The astronomy prize celebrated pioneering measurements of key cosmological features, such as waves originating in the early Universe called baryonic acoustic oscillations, that have furthered our understanding of how galaxies clumped together and how dark energy is distributed. Daniel Eisenstein of Harvard University in Cambridge, Massachusetts, took half the prize, and Shaun Cole of Durham University, UK, split the remainder with John Peacock of the University of Edinburgh, UK.
Kazutoshi Mori of Kyoto University in Japan and Peter Walter, a German-born Howard Hughes Medical Institute researcher at the University of California in San Francisco, shared the life-science and medicine prize for discovering a response mechanism that cells use when stressed by an excess of misshapen proteins, known as the unfolded-protein response. Although vital as a quality-control process in maintaining healthy cells, when used for a prolonged period, the mechanism is suspected of having a role in some degenerative diseases, such as Parkinson’s disease, and cancer.
Romanian-born George Lusztig of the Massachusetts Institute of Technology in Cambridge captured the entire mathematical-sciences prize for weaving together mathematical ideas, including representation theory, “to solve old problems and reveal beautiful new connections”.

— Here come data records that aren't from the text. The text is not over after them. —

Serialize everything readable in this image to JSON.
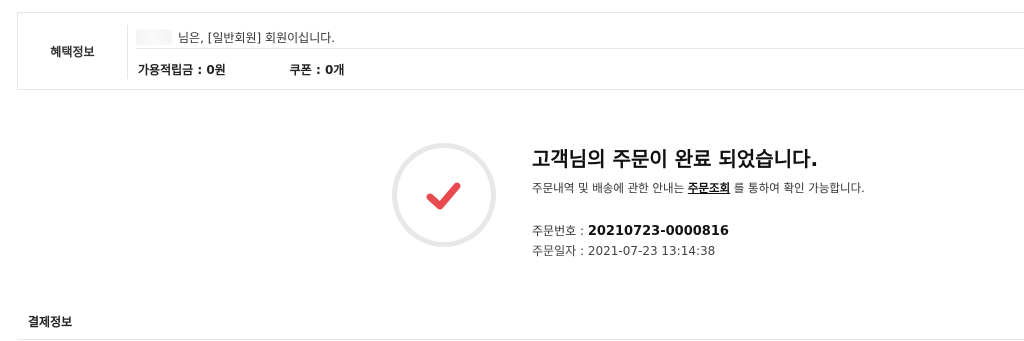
{
  "benefit": {
    "label": "혜택정보",
    "member_text": "님은, [일반회원] 회원이십니다.",
    "points_label": "가용적립금 : ",
    "points_value": "0원",
    "coupon_label": "쿠폰 : ",
    "coupon_value": "0개"
  },
  "order_complete": {
    "title": "고객님의 주문이 완료 되었습니다.",
    "guide_prefix": "주문내역 및 배송에 관한 안내는 ",
    "guide_link": "주문조회",
    "guide_suffix": " 를 통하여 확인 가능합니다.",
    "order_no_label": "주문번호 : ",
    "order_no_value": "20210723-0000816",
    "order_date_label": "주문일자 : ",
    "order_date_value": "2021-07-23 13:14:38",
    "check_color": "#e94a4f",
    "check_icon": "check-icon"
  },
  "payment": {
    "title": "결제정보"
  }
}
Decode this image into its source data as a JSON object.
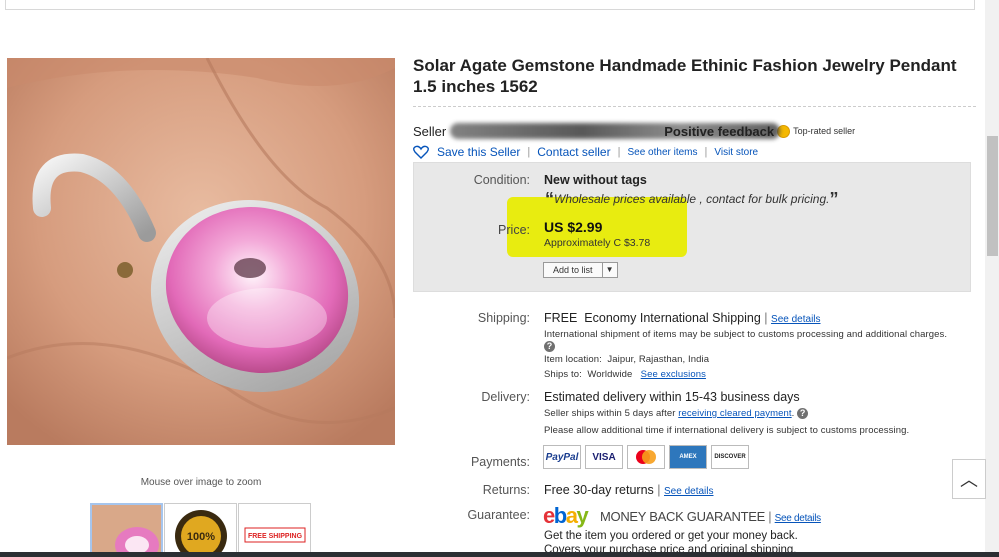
{
  "listing": {
    "title": "Solar Agate Gemstone Handmade Ethinic Fashion Jewelry Pendant 1.5 inches 1562",
    "zoom_hint": "Mouse over image to zoom",
    "thumbnail_badges": [
      "100%",
      "FREE SHIPPING"
    ]
  },
  "seller": {
    "label": "Seller",
    "positive_feedback": "Positive feedback",
    "top_rated": "Top-rated seller",
    "save_seller": "Save this Seller",
    "contact_seller": "Contact seller",
    "see_other_items": "See other items",
    "visit_store": "Visit store"
  },
  "panel": {
    "condition_label": "Condition:",
    "condition_value": "New without tags",
    "wholesale_note": "Wholesale prices available , contact for bulk pricing.",
    "price_label": "Price:",
    "price_value": "US $2.99",
    "price_approx": "Approximately C $3.78",
    "add_to_list": "Add to list"
  },
  "shipping": {
    "label": "Shipping:",
    "free": "FREE",
    "method": "Economy International Shipping",
    "see_details": "See details",
    "note": "International shipment of items may be subject to customs processing and additional charges.",
    "item_location_label": "Item location:",
    "item_location": "Jaipur, Rajasthan, India",
    "ships_to_label": "Ships to:",
    "ships_to": "Worldwide",
    "see_exclusions": "See exclusions"
  },
  "delivery": {
    "label": "Delivery:",
    "estimate": "Estimated delivery within 15-43 business days",
    "ships_within": "Seller ships within 5 days after",
    "receiving_link": "receiving cleared payment",
    "additional": "Please allow additional time if international delivery is subject to customs processing."
  },
  "payments": {
    "label": "Payments:",
    "methods": [
      "PayPal",
      "VISA",
      "MasterCard",
      "AMEX",
      "DISCOVER"
    ]
  },
  "returns": {
    "label": "Returns:",
    "value": "Free 30-day returns",
    "see_details": "See details"
  },
  "guarantee": {
    "label": "Guarantee:",
    "brand": "ebay",
    "text": "MONEY BACK GUARANTEE",
    "see_details": "See details",
    "line1": "Get the item you ordered or get your money back.",
    "line2": "Covers your purchase price and original shipping."
  },
  "colors": {
    "link": "#0654ba",
    "highlight": "#e8ec10",
    "panel_bg": "#e8e8e8"
  }
}
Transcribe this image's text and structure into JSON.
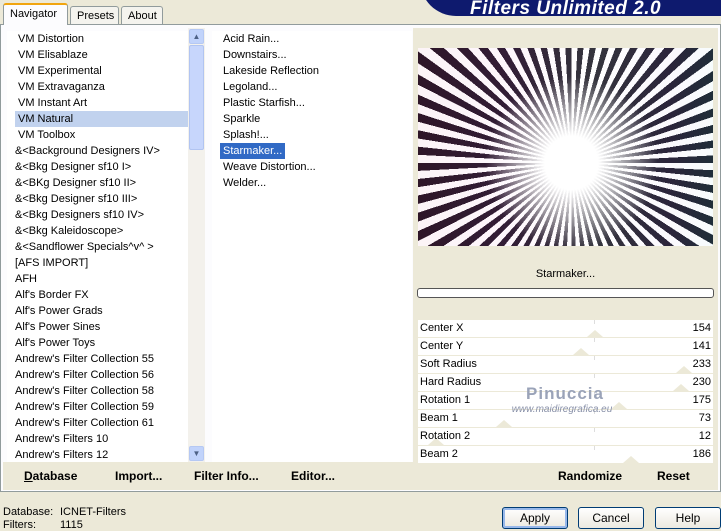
{
  "tabs": [
    "Navigator",
    "Presets",
    "About"
  ],
  "banner": "Filters Unlimited 2.0",
  "categories": [
    "VM Distortion",
    "VM Elisablaze",
    "VM Experimental",
    "VM Extravaganza",
    "VM Instant Art",
    "VM Natural",
    "VM Toolbox",
    "&<Background Designers IV>",
    "&<Bkg Designer sf10 I>",
    "&<BKg Designer sf10 II>",
    "&<Bkg Designer sf10 III>",
    "&<Bkg Designers sf10 IV>",
    "&<Bkg Kaleidoscope>",
    "&<Sandflower Specials^v^ >",
    "[AFS IMPORT]",
    "AFH",
    "Alf's Border FX",
    "Alf's Power Grads",
    "Alf's Power Sines",
    "Alf's Power Toys",
    "Andrew's Filter Collection 55",
    "Andrew's Filter Collection 56",
    "Andrew's Filter Collection 58",
    "Andrew's Filter Collection 59",
    "Andrew's Filter Collection 61",
    "Andrew's Filters 10",
    "Andrew's Filters 12"
  ],
  "selected_category": "VM Natural",
  "filters": [
    "Acid Rain...",
    "Downstairs...",
    "Lakeside Reflection",
    "Legoland...",
    "Plastic Starfish...",
    "Sparkle",
    "Splash!...",
    "Starmaker...",
    "Weave Distortion...",
    "Welder..."
  ],
  "selected_filter": "Starmaker...",
  "filter_title": "Starmaker...",
  "progress": 0,
  "params": [
    {
      "label": "Center X",
      "value": 154
    },
    {
      "label": "Center Y",
      "value": 141
    },
    {
      "label": "Soft Radius",
      "value": 233
    },
    {
      "label": "Hard Radius",
      "value": 230
    },
    {
      "label": "Rotation 1",
      "value": 175
    },
    {
      "label": "Beam 1",
      "value": 73
    },
    {
      "label": "Rotation 2",
      "value": 12
    },
    {
      "label": "Beam 2",
      "value": 186
    }
  ],
  "param_max": 255,
  "watermark": {
    "name": "Pinuccia",
    "url": "www.maidiregrafica.eu"
  },
  "bottom_buttons": {
    "database": "Database",
    "import": "Import...",
    "filter_info": "Filter Info...",
    "editor": "Editor...",
    "randomize": "Randomize",
    "reset": "Reset"
  },
  "status": {
    "database_label": "Database:",
    "database_value": "ICNET-Filters",
    "filters_label": "Filters:",
    "filters_value": "1115"
  },
  "dialog_buttons": {
    "apply": "Apply",
    "cancel": "Cancel",
    "help": "Help"
  }
}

Run Run Shaw, a media mogul famous for popularizing martial-arts actions who passed away at age 106 this January, established the prize to honour scientists who have recently achieved “significant breakthroughs in academic and scientific research or applications and whose work has resulted in a positive and profound impact on mankind”.
The prizes will be awarded at a ceremony in Hong Kong on 24 September.